- Prompt
If a line holds the word "screenshot", copy it from the entries.

- Data excerpts
========

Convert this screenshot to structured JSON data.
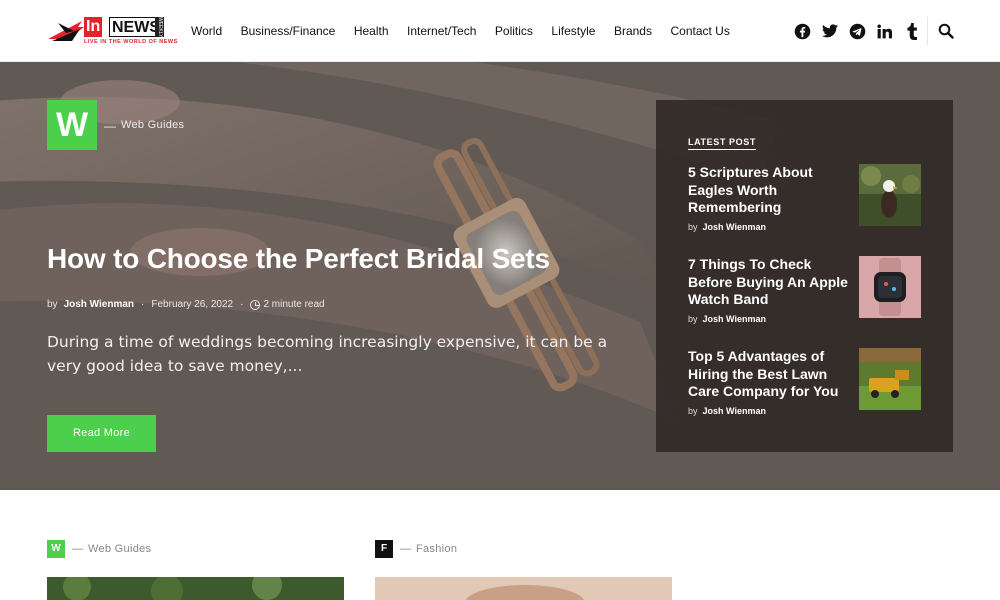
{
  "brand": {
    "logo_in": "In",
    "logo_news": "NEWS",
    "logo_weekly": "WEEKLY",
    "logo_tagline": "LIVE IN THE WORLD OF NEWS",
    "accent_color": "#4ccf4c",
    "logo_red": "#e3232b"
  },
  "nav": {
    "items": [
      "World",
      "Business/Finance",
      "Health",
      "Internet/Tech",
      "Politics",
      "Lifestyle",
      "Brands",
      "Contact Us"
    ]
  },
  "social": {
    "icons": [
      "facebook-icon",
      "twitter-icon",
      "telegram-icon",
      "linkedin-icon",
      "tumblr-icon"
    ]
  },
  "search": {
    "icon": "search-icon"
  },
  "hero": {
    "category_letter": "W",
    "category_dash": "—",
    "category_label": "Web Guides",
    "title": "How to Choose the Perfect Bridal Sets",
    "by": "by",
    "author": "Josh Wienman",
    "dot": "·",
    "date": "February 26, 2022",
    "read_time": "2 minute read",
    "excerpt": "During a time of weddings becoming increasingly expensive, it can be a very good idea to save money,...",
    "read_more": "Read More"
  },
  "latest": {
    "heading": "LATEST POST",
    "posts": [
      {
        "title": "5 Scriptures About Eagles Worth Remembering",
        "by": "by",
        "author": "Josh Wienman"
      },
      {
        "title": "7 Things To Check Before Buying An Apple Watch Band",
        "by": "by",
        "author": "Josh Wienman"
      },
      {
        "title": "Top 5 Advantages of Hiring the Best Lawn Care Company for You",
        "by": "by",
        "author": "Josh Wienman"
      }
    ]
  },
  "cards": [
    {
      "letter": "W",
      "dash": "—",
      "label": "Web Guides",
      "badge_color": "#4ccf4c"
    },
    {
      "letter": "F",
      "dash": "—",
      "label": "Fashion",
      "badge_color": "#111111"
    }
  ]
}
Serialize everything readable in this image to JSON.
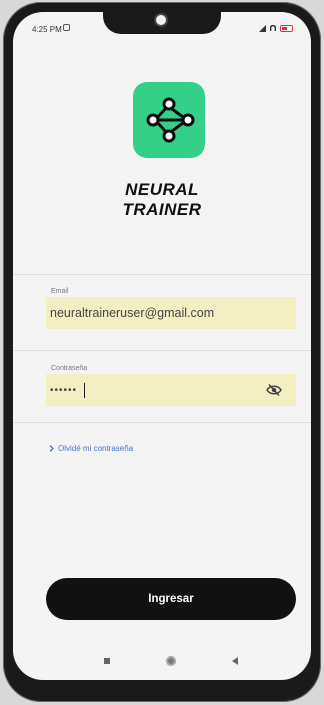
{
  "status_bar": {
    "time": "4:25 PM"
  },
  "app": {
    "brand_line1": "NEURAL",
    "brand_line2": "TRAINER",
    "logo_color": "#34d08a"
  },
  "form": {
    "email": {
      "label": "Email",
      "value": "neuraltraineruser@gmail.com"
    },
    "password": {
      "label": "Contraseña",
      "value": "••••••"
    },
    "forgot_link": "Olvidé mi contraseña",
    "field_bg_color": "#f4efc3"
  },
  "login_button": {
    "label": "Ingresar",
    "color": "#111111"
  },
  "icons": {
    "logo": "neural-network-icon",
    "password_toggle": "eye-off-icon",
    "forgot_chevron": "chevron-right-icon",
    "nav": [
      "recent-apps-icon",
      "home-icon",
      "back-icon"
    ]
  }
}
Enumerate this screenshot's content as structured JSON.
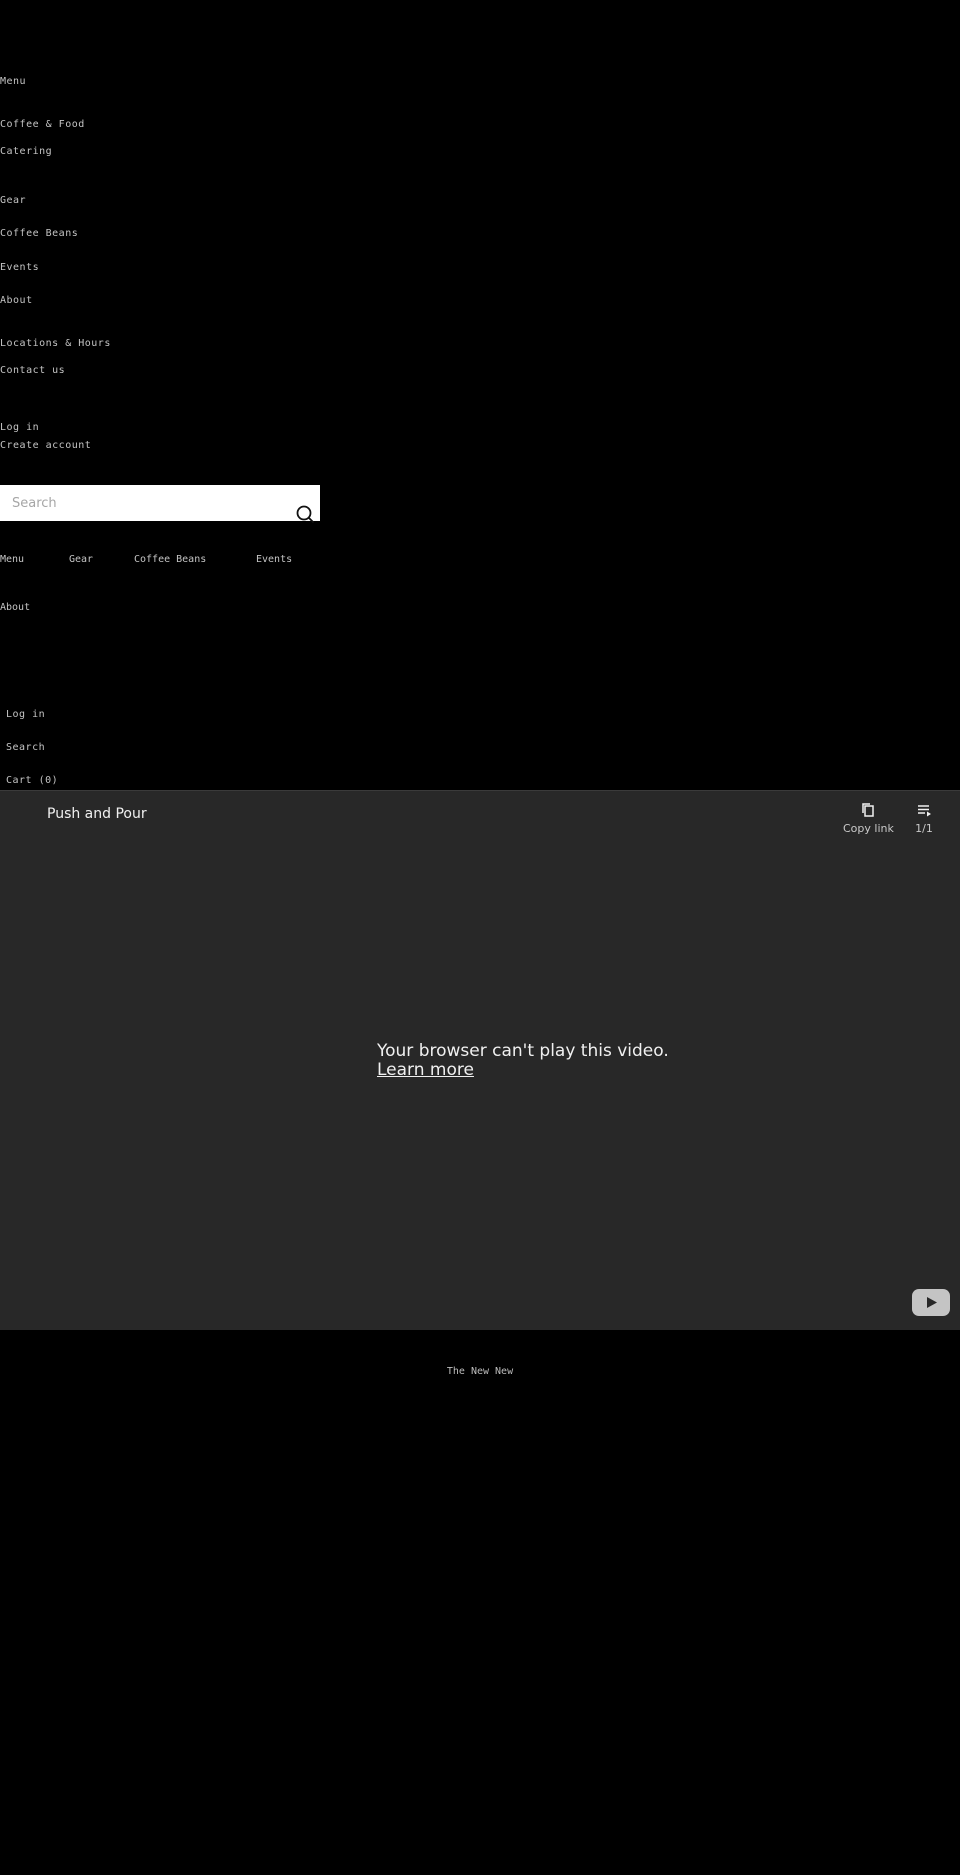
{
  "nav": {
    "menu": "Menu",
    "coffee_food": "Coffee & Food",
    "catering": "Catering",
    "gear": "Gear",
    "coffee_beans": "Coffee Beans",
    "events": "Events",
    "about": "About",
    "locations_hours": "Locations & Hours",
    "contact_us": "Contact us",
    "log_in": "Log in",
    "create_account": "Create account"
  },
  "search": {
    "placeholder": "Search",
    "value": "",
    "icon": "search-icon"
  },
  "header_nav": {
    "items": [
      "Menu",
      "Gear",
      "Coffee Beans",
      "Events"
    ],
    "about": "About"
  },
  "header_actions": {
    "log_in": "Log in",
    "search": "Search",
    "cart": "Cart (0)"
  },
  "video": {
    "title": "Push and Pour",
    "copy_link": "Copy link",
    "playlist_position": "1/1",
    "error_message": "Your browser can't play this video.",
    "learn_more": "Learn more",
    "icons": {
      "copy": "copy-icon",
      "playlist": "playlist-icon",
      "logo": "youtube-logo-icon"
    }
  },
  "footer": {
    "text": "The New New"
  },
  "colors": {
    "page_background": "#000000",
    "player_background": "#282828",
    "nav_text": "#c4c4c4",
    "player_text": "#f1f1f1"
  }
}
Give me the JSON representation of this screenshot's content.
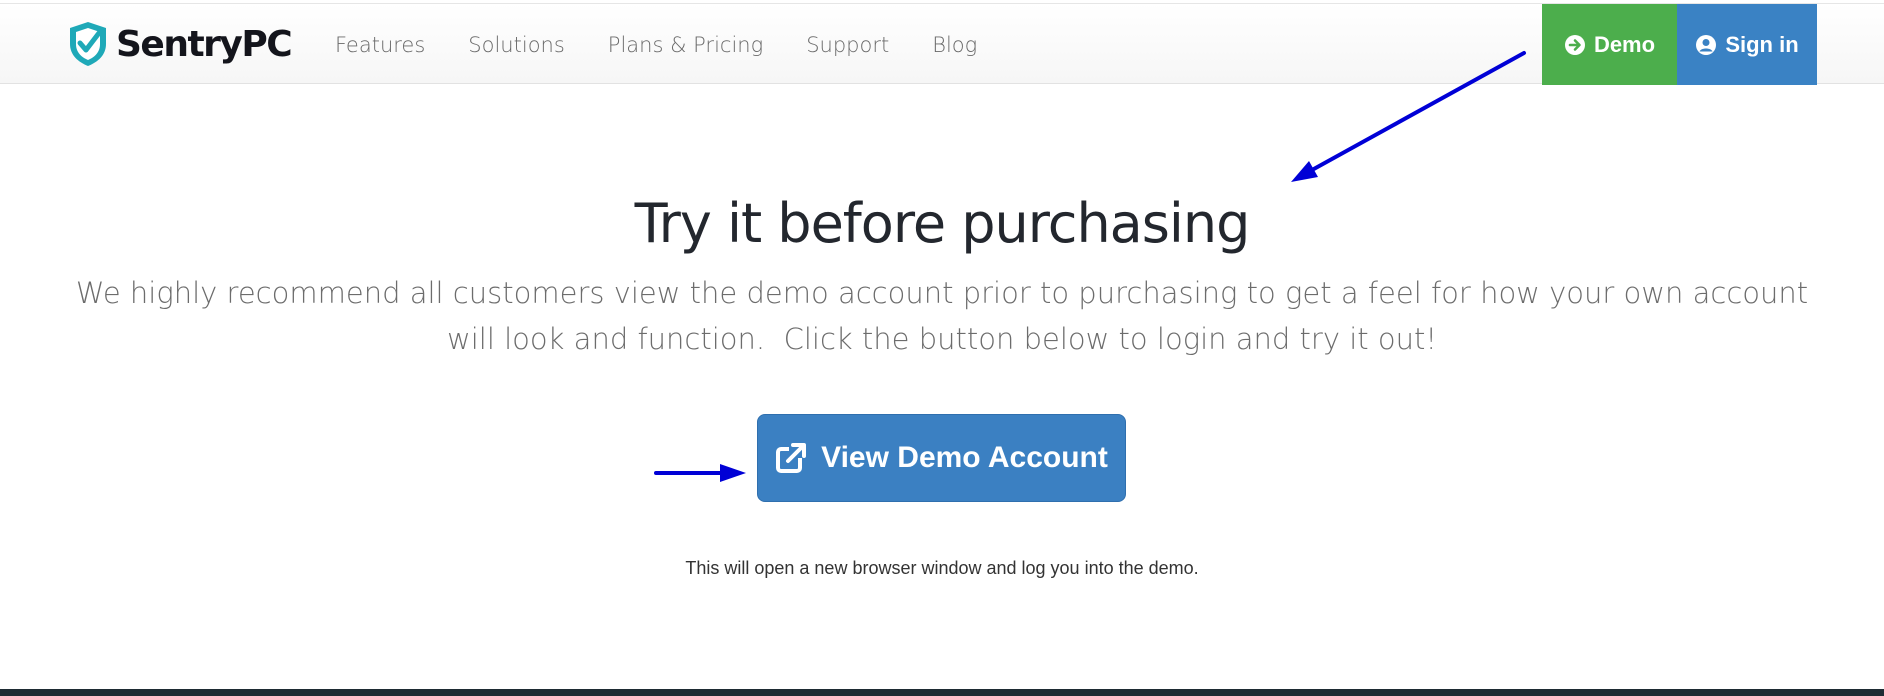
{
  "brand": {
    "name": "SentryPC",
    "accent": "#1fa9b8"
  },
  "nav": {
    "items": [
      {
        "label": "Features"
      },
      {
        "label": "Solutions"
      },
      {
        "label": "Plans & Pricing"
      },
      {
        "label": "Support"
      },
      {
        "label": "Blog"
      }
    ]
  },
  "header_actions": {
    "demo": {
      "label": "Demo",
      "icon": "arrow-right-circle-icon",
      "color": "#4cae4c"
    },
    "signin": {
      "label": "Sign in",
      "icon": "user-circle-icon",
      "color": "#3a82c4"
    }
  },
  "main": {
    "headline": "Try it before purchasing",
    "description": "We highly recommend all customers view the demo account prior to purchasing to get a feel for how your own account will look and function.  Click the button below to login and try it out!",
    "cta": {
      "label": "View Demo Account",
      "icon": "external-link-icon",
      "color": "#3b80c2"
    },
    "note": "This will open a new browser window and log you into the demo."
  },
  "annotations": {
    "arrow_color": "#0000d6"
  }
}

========

- Expected answer
Convert this screenshot to structured JSON data.
Enumerate this screenshot's content as structured JSON.
Give me the JSON representation of this screenshot's content.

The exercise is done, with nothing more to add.